## WHAT THE EXERCISE ASKS
Show, from the records below, all lines that contain the word "title".

>>>>

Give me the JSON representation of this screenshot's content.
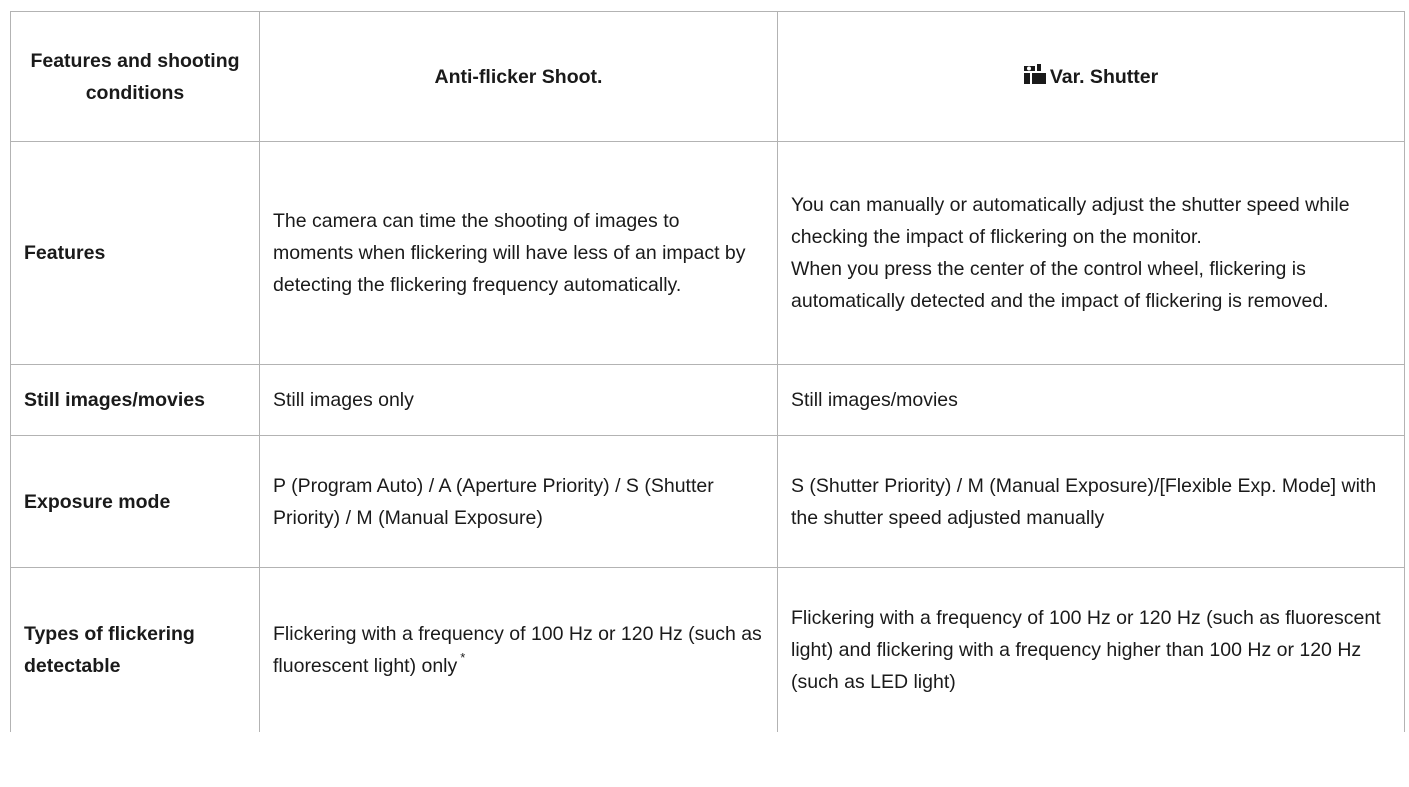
{
  "table": {
    "headers": {
      "col1": "Features and shooting conditions",
      "col2": "Anti-flicker Shoot.",
      "col3_icon": "variable-shutter-icon",
      "col3": "Var. Shutter"
    },
    "rows": [
      {
        "label": "Features",
        "anti_flicker": "The camera can time the shooting of images to moments when flickering will have less of an impact by detecting the flickering frequency automatically.",
        "var_shutter": [
          "You can manually or automatically adjust the shutter speed while checking the impact of flickering on the monitor.",
          "When you press the center of the control wheel, flickering is automatically detected and the impact of flickering is removed."
        ]
      },
      {
        "label": "Still images/movies",
        "anti_flicker": "Still images only",
        "var_shutter": "Still images/movies"
      },
      {
        "label": "Exposure mode",
        "anti_flicker": "P (Program Auto) / A (Aperture Priority) / S (Shutter Priority) / M (Manual Exposure)",
        "var_shutter": "S (Shutter Priority) / M (Manual Exposure)/[Flexible Exp. Mode] with the shutter speed adjusted manually"
      },
      {
        "label": "Types of flickering detectable",
        "anti_flicker": "Flickering with a frequency of 100 Hz or 120 Hz (such as fluorescent light) only",
        "anti_flicker_note": "*",
        "var_shutter": "Flickering with a frequency of 100 Hz or 120 Hz (such as fluorescent light) and flickering with a frequency higher than 100 Hz or 120 Hz (such as LED light)"
      }
    ]
  }
}
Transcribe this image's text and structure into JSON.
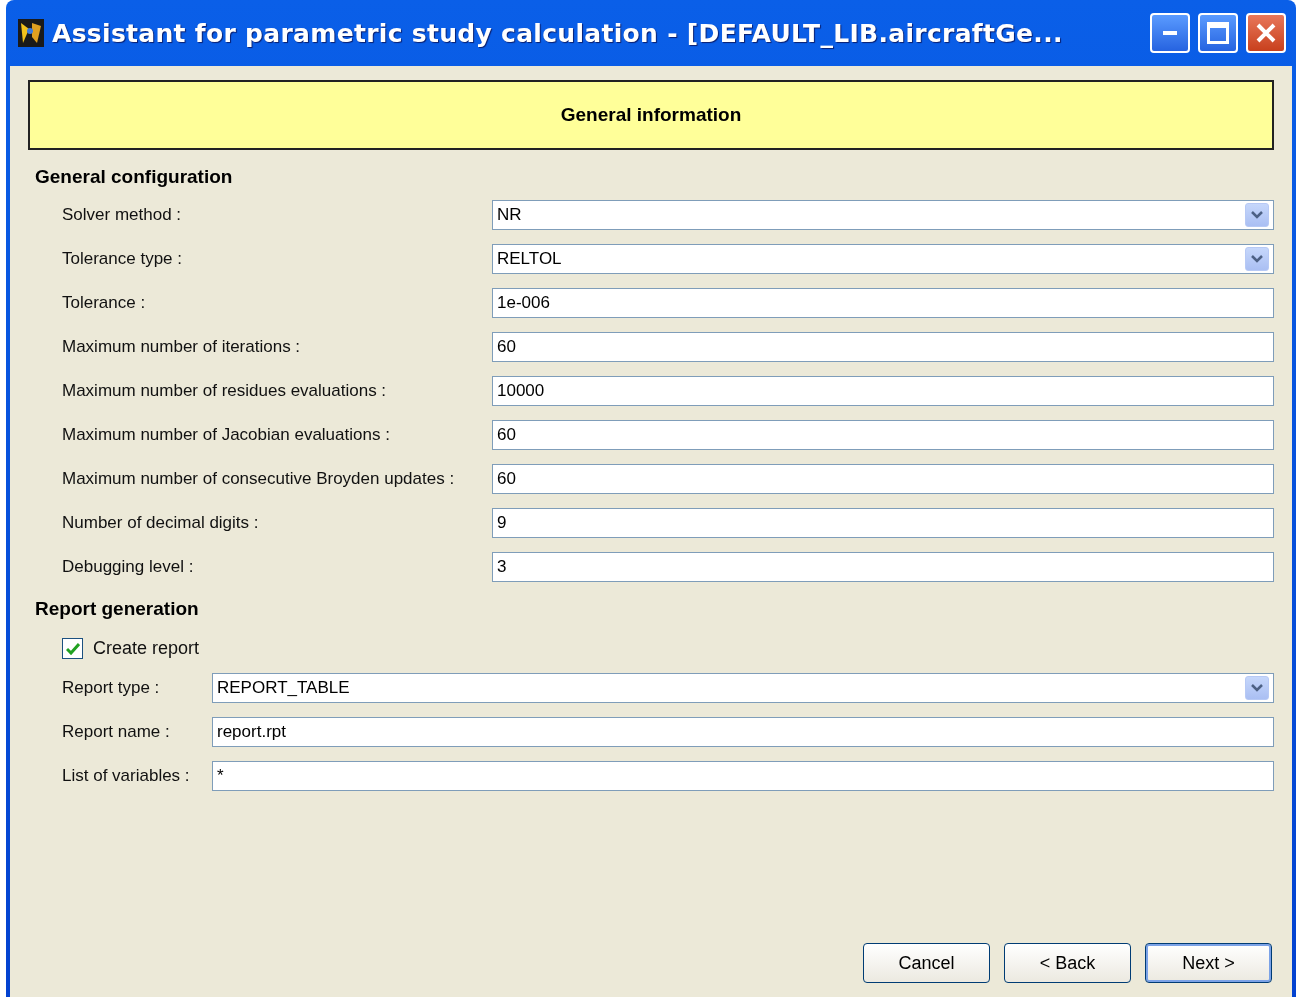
{
  "window": {
    "title": "Assistant for parametric study calculation - [DEFAULT_LIB.aircraftGe..."
  },
  "header": {
    "title": "General information"
  },
  "general": {
    "title": "General configuration",
    "fields": [
      {
        "label": "Solver method :",
        "kind": "combo",
        "value": "NR"
      },
      {
        "label": "Tolerance type :",
        "kind": "combo",
        "value": "RELTOL"
      },
      {
        "label": "Tolerance :",
        "kind": "text",
        "value": "1e-006"
      },
      {
        "label": "Maximum number of iterations :",
        "kind": "text",
        "value": "60"
      },
      {
        "label": "Maximum number of residues evaluations :",
        "kind": "text",
        "value": "10000"
      },
      {
        "label": "Maximum number of Jacobian evaluations :",
        "kind": "text",
        "value": "60"
      },
      {
        "label": "Maximum number of consecutive Broyden updates :",
        "kind": "text",
        "value": "60"
      },
      {
        "label": "Number of decimal digits :",
        "kind": "text",
        "value": "9"
      },
      {
        "label": "Debugging level :",
        "kind": "text",
        "value": "3"
      }
    ]
  },
  "report": {
    "title": "Report generation",
    "create_report": {
      "label": "Create report",
      "checked": true
    },
    "fields": [
      {
        "label": "Report type :",
        "kind": "combo",
        "value": "REPORT_TABLE"
      },
      {
        "label": "Report name :",
        "kind": "text",
        "value": "report.rpt"
      },
      {
        "label": "List of variables :",
        "kind": "text",
        "value": "*"
      }
    ]
  },
  "buttons": [
    {
      "label": "Cancel",
      "default": false
    },
    {
      "label": "< Back",
      "default": false
    },
    {
      "label": "Next >",
      "default": true
    }
  ]
}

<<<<

## RESPONSE FOR THIS EXERCISE
    "title": "Assistant for parametric study calculation - [DEFAULT_LIB.aircraftGe..."
    "title": "General information"
    "title": "General configuration",
    "title": "Report generation",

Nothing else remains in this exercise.